A female friend of the former Stanford university student found guilty of sexual assault pleaded with the judge in his case not to be politically correct, adding campus rape happens because some universities are "party schools".
Brock Allen Turner, 19, sexually assaulted an unconscious woman outside a party on the university's Palo Alto campus on 18 January 2015 and left her naked body behind a dumpster close to the fraternity house where the event was taking place.
Turner had claimed that the pair went outside the Kappa Alpha House, where the party was taking place, and kissed. He said he took off her underwear, penetrated her with his hands and touched her breasts, but never took off his pants. According to Turner, the woman appeared to be enjoying herself as she rubbed his back.
The victim said she had drunk too much at the party, passed out, and only regained conciousness later in hospital.
Brock claimed his "intentions were not to try and rape the girl without her consent" but to "hook up "with a girl'. He said he stumbled away thinking he would vomit when he noticed another man near him asking what he was doing. Turner was detained after being spotted by two cyclists, before trying to flee.
Last week, Santa Clara County Superior Court rejected his defence and he was found guilty of three felonies including assault with intent to rape.
In a letter, Turner's friend Leslie Rasmussen told Judge Aaron Persky, who has been criticised for handing Turner a 6-month sentence for a crime that carries a maximum 14-year jail term, that the All-American swimming champion was "very respectful of everyone".
Rasmussen's statement was shared on Twitter by Stanford Law professor Michelle Dauber, and read: "Brock is not a monster. He is the furthest thing from anything like that, and I have known him much longer than the people involved in this case. I don't think it's fair to base the fate of the next ten + years of his life on the decision of a girl who doesn't remember anything but the amount she drank to press charges against him.
"I am not blaming her directly for this, because that isn't right. But where do we draw the line and stop worrying about being politically correct every second of the day and see that rape on campuses isn't always because people are rapists. It is because universities market themselves as the biggest party schools in the country. They encourage drinking."
Part of Turner's defence, and his own impact statement, was that he had been wrong to drink alcohol – something his victim, known only as Emily Doe, disputed in her own powerful victim impact statement, explaining: "you were not wrong for drinking. Everyone around you was not sexually assaulting me. You were wrong for doing what nobody else was doing, which was pushing your erect dick in your pants against my naked, defenceless body concealed in a dark area".
Turner said in his defence he was planning to educate people about the dangers of drinking – something his victim said showed he did not understand that drinking was not the crime he had committed.
The university's poor record on investigating rape came under fire as the case went to trial – with just four out of 175 reported sexual assaults between 1997 and 2009 looked into.
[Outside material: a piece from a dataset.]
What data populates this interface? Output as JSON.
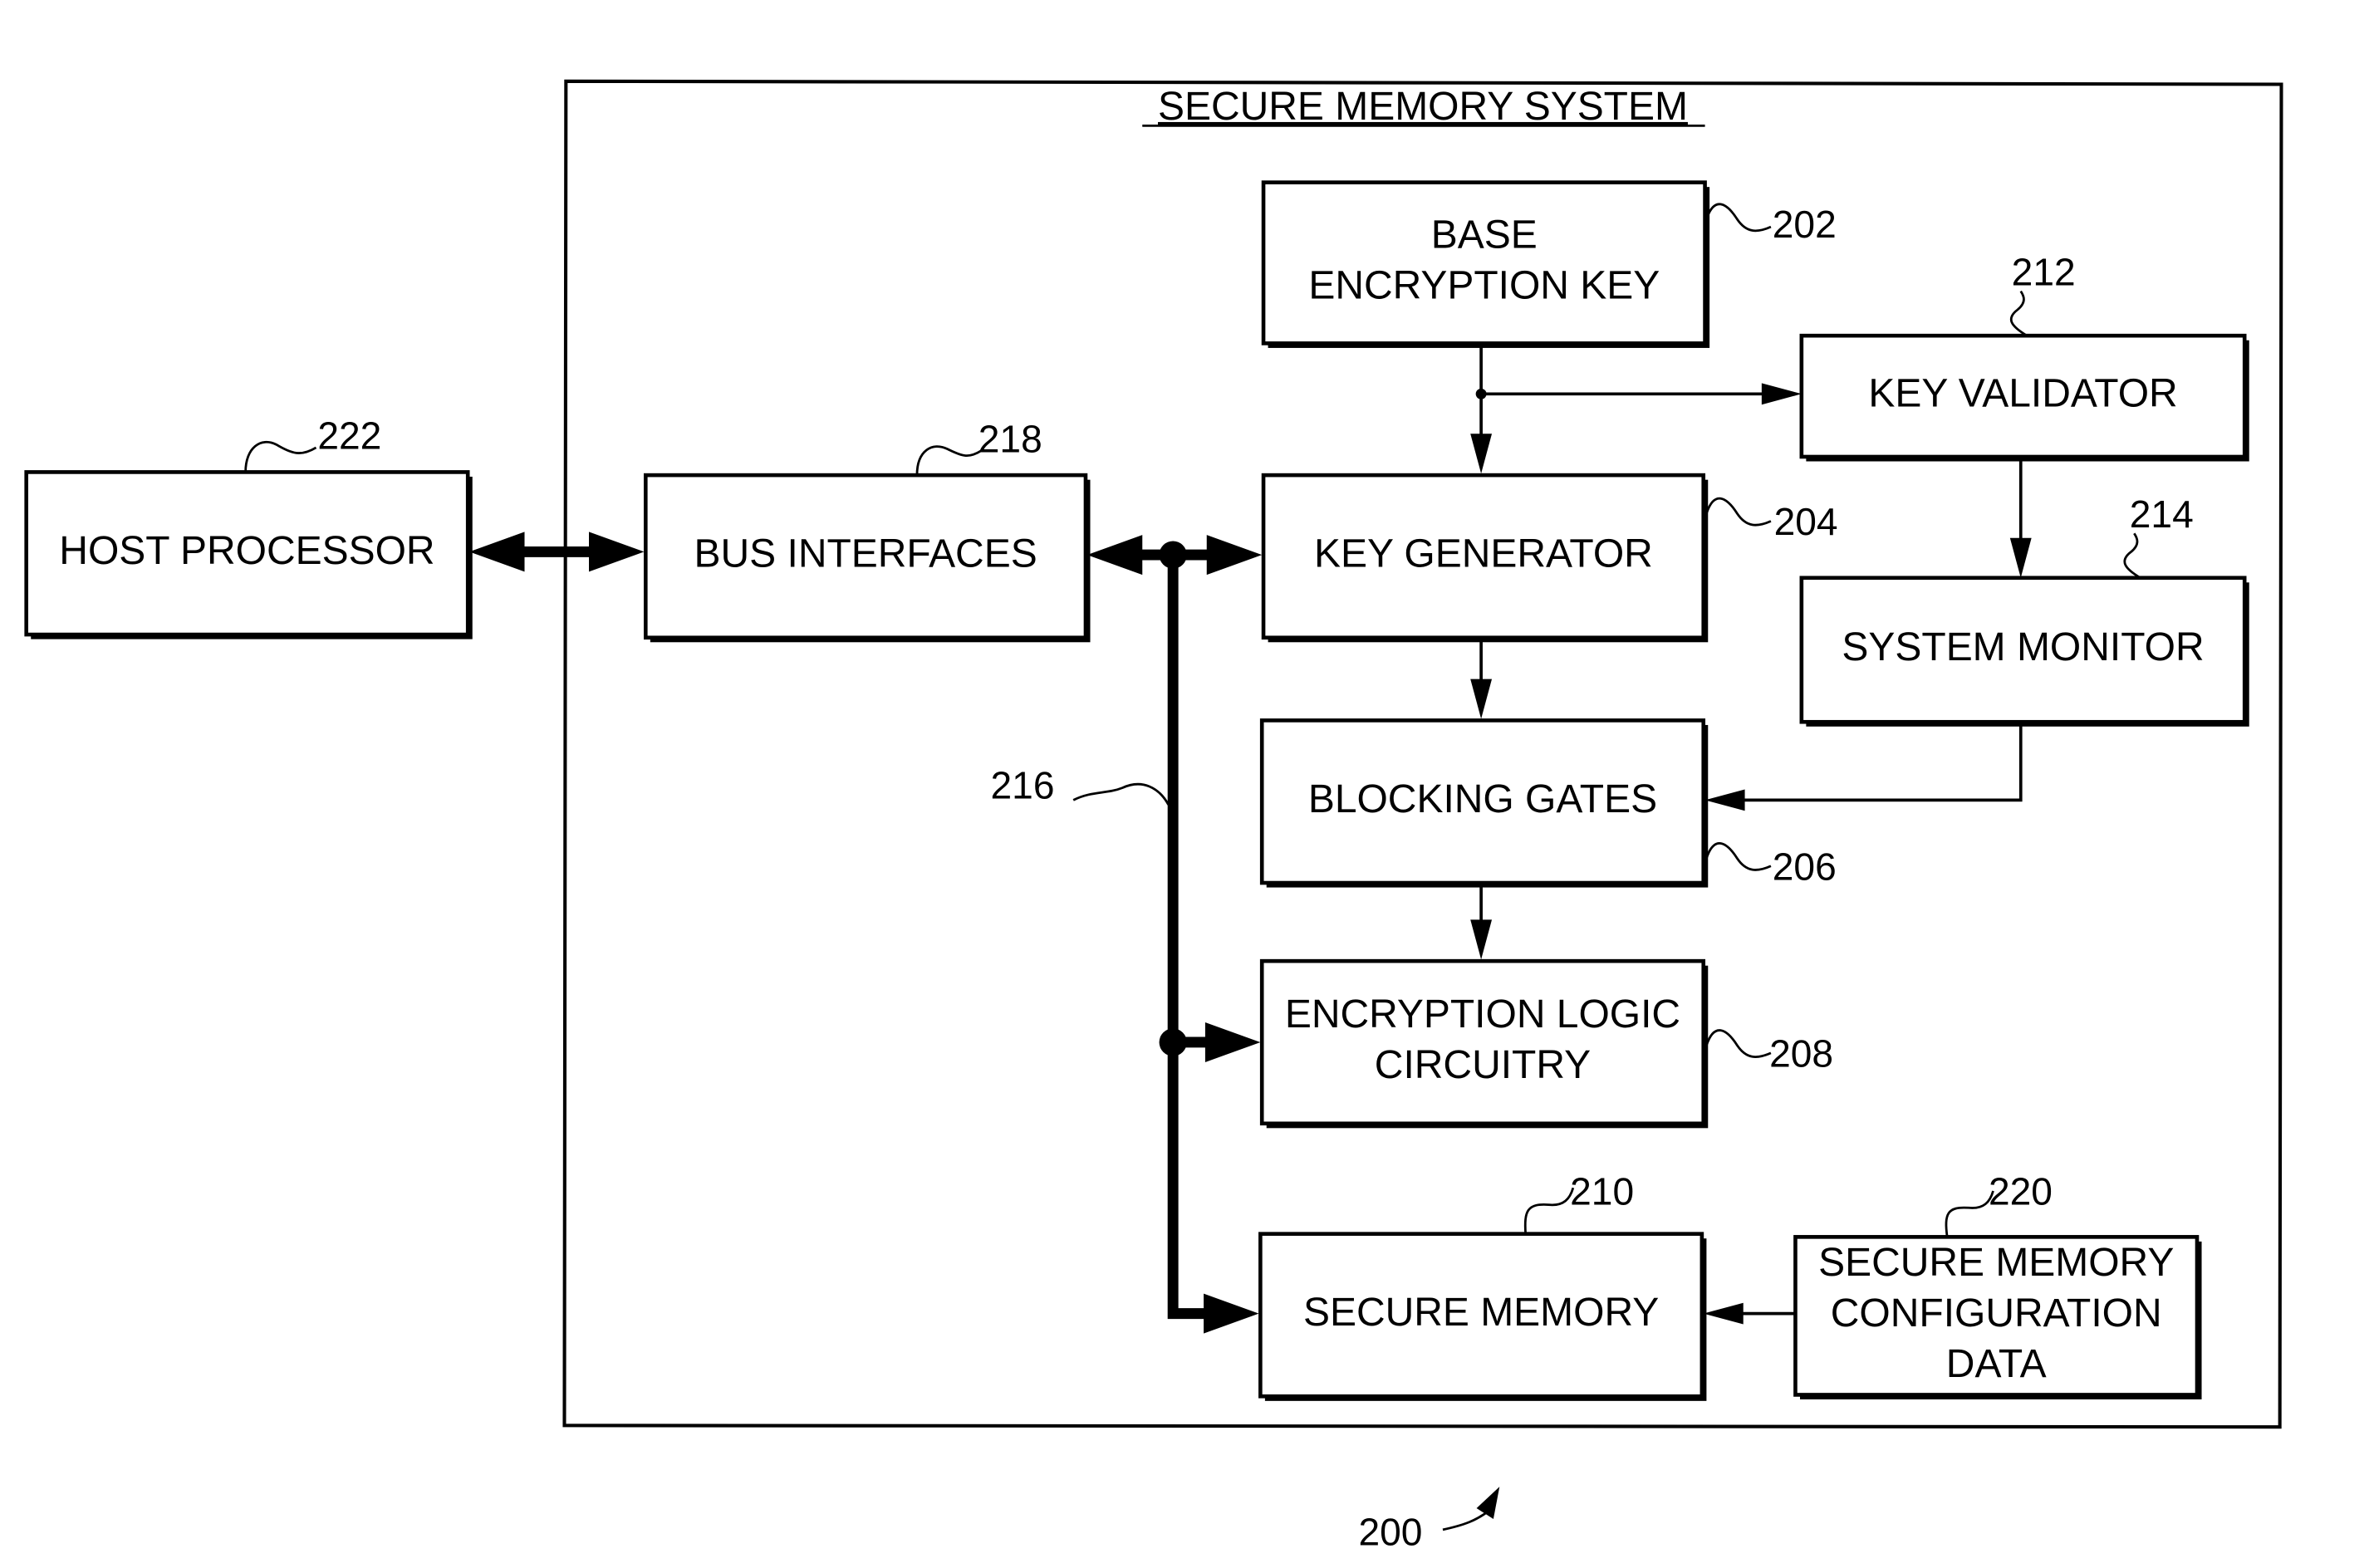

Rasmussen's statement continued: "I think it is disgusting and I am so sick of hearing that these young men are monsters when really, you are throwing barely 20-somethings into these camp-like university environments, supporting partying, and then your mind is blown when things get out of hand.
"This is completely different from a woman getting kidnapped and raped as she is walking to her car in a parking lot. That is a rapist. These are not rapists. These are idiot boys and girls having too much to drink and not being aware of their surroundings and having clouded judgement.
"I'm not saying that is every case because I know there are young men that take advantage of young women and vice versa, but I know for a fact that Brock is not one of those people."
Turner is expected to serve three months in a county jail with good behaviour for the crime - a sentence that has been criticised by his father for being too harsh, and by hundreds of people on social media for being too lenient.